I have been reflecting a lot over the past few weeks on how we talk about flexible working. I was thrilled to be named in the 2014 Power Part Time List, compiled by recruitment agency Timewise. The list aims to raise awareness of what can be achieved through part-time or flexible working, rather than what cannot.
Most discussions around flexible working or part-time working used to focus on how business could help or accommodate those of us who want to work part-time or from home. Increasingly however, and rightly, these discussions focus on the opportunity to business.
Since returning from my first maternity leave in 2010 I have worked four days a week. I am lucky in the sense that my employer, Diageo, has an extremely progressive policy towards flexible working.

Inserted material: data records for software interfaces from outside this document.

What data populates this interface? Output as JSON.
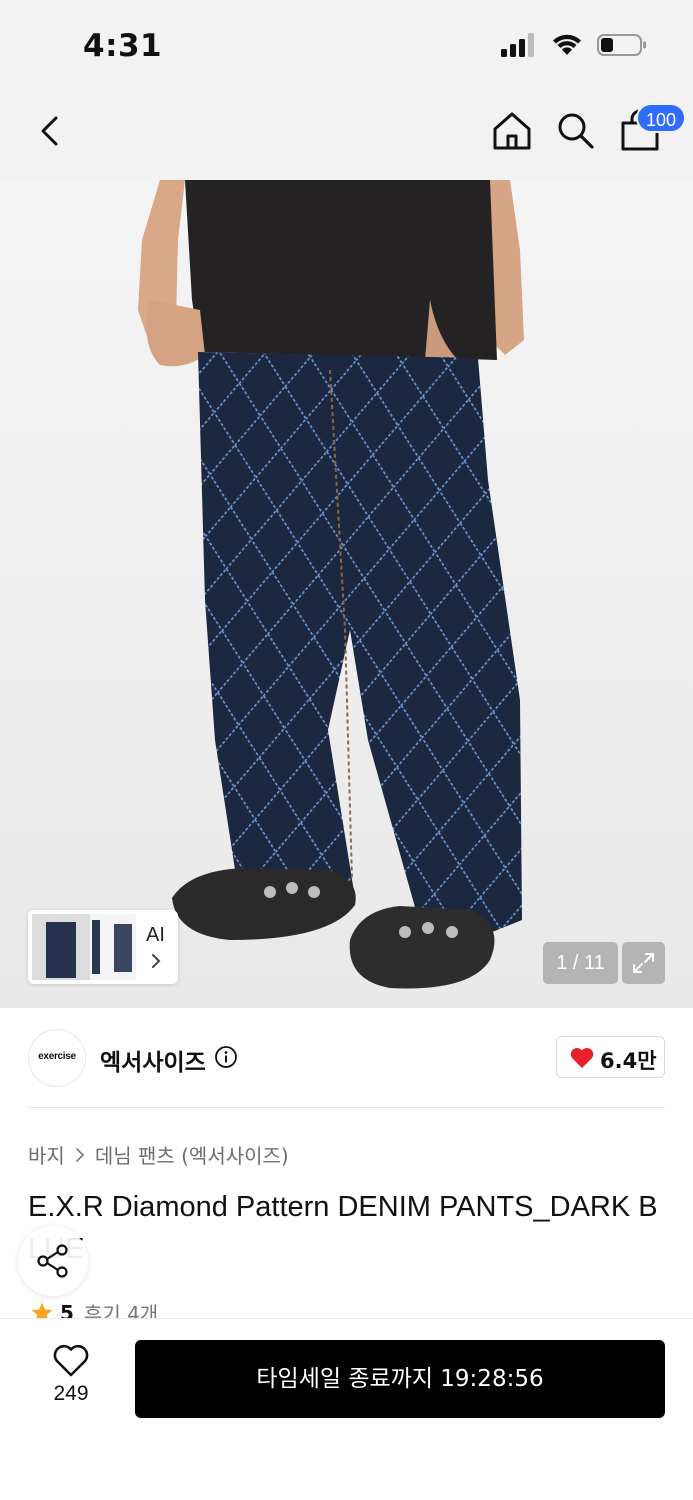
{
  "status_bar": {
    "time": "4:31"
  },
  "nav": {
    "cart_count": "100"
  },
  "gallery": {
    "counter": "1 / 11",
    "ai_label": "AI"
  },
  "brand": {
    "logo_text": "exercise",
    "name": "엑서사이즈",
    "likes": "6.4만"
  },
  "breadcrumb": {
    "category": "바지",
    "subcategory": "데님 팬츠 (엑서사이즈)"
  },
  "product": {
    "title": "E.X.R Diamond Pattern DENIM PANTS_DARK BLUE",
    "rating": "5",
    "reviews": "후기 4개"
  },
  "bottom": {
    "wish_count": "249",
    "buy_label": "타임세일 종료까지 19:28:56"
  },
  "colors": {
    "accent_blue": "#2f6bff",
    "heart_red": "#e8202a",
    "star": "#f5a623",
    "denim": "#1f2a45"
  }
}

But while I am extremely grateful, I also recognise that men and women like me have not just been granted a favour – and I’m reassured to see more and more UK businesses adopting this mindset. And while women are certainly benefiting from this, this has moved on from just being a ‘Mums debate’.
Increasingly prospective employees are seeking out businesses that embrace flexibility and businesses, like Diageo, are thinking imaginatively about how this can benefit the business and the people they employ. Businesses are understanding the need to diversify their workforce and ensure that they benefit from putting in place systems that allow them to get the best employees, even if on a flexible basis.
In fact, those businesses which are not following the leaders in this respect are bound to lose competitive advantage. Let’s take marketing as an example.
Marketing is at its best when at its most creative. In my experience, creativity best flourishes in an environment when different opinions and ideas are allowed to bounce off one another. This is how the best campaigns are created.
Timewise anticipates there will be more than 1m men working part time in the UK through a conscious choice not to work full time
So marketing businesses and departments are only benefiting from adopting employment policies that keep different types of people in the room. Most part time workers (74 per cent) are women – that is more than 6m women in the UK. Many are mothers, however with mixed generations in the workforce – this is changing over time. It is great that we are seeing these women have the opportunity to lead creative meetings, and board room debates across the country. As much for the sake of businesses as anything else.
This is not just about women, though. Next year for the first time Timewise anticipates there will be more than 1m men working part time in the UK through a conscious choice not to work full time. Can’t we all see the benefit for businesses in ensuring that those voices make a contribution?
I have worked flexibly for four years. I am a mother of two children and have a wealth more experience and understanding of the world than I did when I worked full time. My employer benefits from that – and I’m pleased to work somewhere that recognises that as I believe, honestly, that it makes us stronger. And that is good business.